I’m an engineer at heart. I think this gives me an advantage in many areas because my desire is to implement creative solutions to difficult problems. But it’s also a hinderance when it comes to “problems” that don’t necessarily have an answer. Like… which is the best color to use for your company logo? Or what is the ideal copy to use on your website?
These problems don’t have a black and white answer. They are an experiment in what works. No matter how well they work, there could always be better solution – or a worse one.
So I go back to the original question. Can practicality and art really coexist? Can a creative thrive in a world of fast-paced decisions? Can a practical thinker thrive in a world where there are no answer keys?
The hard part is not in pushing through your discomfort in each area. It’s about knowing what field you’re playing on before you start. It’s about knowing what “finished” looks like.
If you’re working on a creative project, get in the mindset that you aren’t finished when you have an answer. You’re finished when you have something that you can test to see if it resonates with the market.
If you’re working on a practical project (like fixing a problem with a website), get in the mindset that you are finished when the problem is resolved.
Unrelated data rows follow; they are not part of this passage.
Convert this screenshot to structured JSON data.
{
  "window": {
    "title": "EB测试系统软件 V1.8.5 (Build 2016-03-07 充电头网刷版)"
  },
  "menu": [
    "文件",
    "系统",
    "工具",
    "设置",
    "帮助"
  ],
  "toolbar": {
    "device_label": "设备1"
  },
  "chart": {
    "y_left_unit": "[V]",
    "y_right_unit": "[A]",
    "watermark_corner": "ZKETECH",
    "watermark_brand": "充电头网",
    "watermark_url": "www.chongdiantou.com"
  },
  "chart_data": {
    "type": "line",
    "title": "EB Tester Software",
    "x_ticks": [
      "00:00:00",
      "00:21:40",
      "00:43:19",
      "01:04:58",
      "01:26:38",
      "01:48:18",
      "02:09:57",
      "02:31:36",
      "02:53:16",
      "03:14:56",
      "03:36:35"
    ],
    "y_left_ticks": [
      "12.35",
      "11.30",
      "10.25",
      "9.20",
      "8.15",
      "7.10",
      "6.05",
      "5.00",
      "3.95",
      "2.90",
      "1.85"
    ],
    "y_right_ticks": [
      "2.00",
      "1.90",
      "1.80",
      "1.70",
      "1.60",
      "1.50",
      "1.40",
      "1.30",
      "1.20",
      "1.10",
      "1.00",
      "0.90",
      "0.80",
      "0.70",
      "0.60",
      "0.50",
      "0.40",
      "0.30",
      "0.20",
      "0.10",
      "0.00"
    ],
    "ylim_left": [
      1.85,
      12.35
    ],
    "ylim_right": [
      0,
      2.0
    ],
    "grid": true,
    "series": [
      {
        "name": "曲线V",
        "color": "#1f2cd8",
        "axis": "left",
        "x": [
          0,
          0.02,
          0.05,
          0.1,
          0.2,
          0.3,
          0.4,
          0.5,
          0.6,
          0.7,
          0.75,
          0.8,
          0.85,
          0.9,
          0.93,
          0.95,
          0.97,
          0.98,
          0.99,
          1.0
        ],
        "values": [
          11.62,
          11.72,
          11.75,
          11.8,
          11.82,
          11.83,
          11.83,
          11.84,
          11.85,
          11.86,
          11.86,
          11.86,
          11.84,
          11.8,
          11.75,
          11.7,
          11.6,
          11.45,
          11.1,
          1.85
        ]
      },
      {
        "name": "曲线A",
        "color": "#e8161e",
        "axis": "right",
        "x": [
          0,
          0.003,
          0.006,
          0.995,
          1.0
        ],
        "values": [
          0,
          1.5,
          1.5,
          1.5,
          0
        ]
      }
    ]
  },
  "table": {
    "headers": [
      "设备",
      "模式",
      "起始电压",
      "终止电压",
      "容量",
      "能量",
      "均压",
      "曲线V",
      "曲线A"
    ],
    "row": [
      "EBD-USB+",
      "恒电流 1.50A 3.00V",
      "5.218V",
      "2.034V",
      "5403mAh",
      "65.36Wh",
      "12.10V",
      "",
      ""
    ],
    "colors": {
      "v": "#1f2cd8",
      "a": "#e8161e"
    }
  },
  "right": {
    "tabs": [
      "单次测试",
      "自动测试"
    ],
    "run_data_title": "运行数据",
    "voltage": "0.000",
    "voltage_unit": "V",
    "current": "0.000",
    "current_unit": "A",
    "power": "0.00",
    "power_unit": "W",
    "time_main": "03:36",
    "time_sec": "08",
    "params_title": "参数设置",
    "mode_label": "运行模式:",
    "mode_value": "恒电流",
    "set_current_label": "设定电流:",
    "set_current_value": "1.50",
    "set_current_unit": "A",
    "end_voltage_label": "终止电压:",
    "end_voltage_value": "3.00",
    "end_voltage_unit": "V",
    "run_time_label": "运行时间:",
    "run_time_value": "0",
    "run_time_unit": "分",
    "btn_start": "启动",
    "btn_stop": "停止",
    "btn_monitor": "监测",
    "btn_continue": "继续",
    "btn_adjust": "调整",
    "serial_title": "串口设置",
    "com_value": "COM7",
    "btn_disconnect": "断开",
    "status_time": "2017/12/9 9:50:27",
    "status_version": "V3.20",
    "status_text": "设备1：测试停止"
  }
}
You have to be on the right field before you know how to keep score.
This post was written by Josh Layhue